Ulu M. O., Kafadar A. M., Dashti R., Isler C., Uludag S., Erdincler P.

JOURNAL OF CLINICAL NEUROSCIENCE, vol.17, no.6, pp.700-705, 2010 (SCI-Expanded) identifier identifier identifier

  • Publication Type: Article / Article
  • Volume: 17 Issue: 6
  • Publication Date: 2010
  • Doi Number: 10.1016/j.jocn.2009.09.029
  • Journal Indexes: Science Citation Index Expanded (SCI-EXPANDED), Scopus
  • Page Numbers: pp.700-705
  • Istanbul University Affiliated: Yes

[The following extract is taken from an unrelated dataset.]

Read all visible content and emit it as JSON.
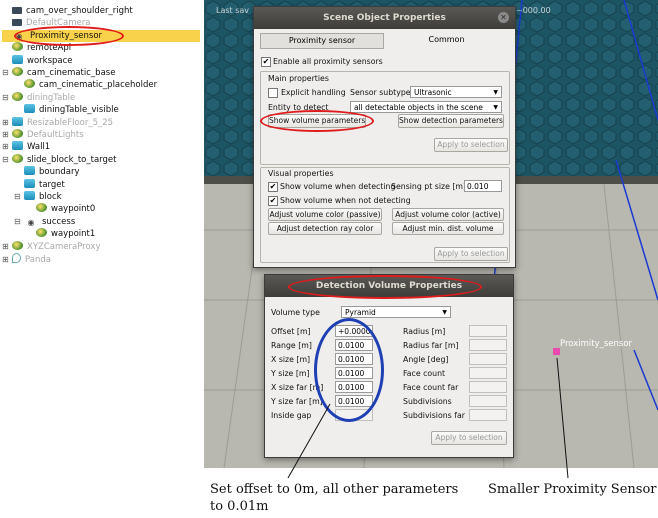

Arachnoid cysts (AC) located within the interhemispheric fissure are rare, frequently associated with agenesis or hypogenesis of the corpus callosum. The optimal method for surgical treatment is under debate. In this study, we retrospectively reviewed the clinical results of seven infants (five males, two females; mean age, 5.1 months) with large interhemispheric AC who underwent cystoperitoneal shunting (CP) and evaluated the long-term efficacy in terms of clinical data, psychomotor development and neuroimaging. All patients were symptomatic and operated on before they reached 1 year of age. In three patients, additional ventricular catheters were inserted due to concomitant hydrocephalus. The additional catheters were joined with the cyst catheters and the peritoneal catheters with Y-shaped connectors in the same session. The patients were followed up for an average of 57 months (range 24-120 months). The clinical and developmental outcome was good in most patients with complete resolution of symptoms and signs. The developmental outcome scale, which included cognitive and psychomotor development, was "good" (normal) or "fair" (near normal) for six of seven patients. Radiologically, the cyst was completely or nearly totally resolved in five patients, and partially resolved in two. In these symptomatic patients with interhemispheric AC, CP shunting provided favorable treatment outcomes with complete or near-total resolution of symptoms and reduction in cyst size or disappearance of the cyst. (C) 2009 Elsevier Ltd. All rights reserved.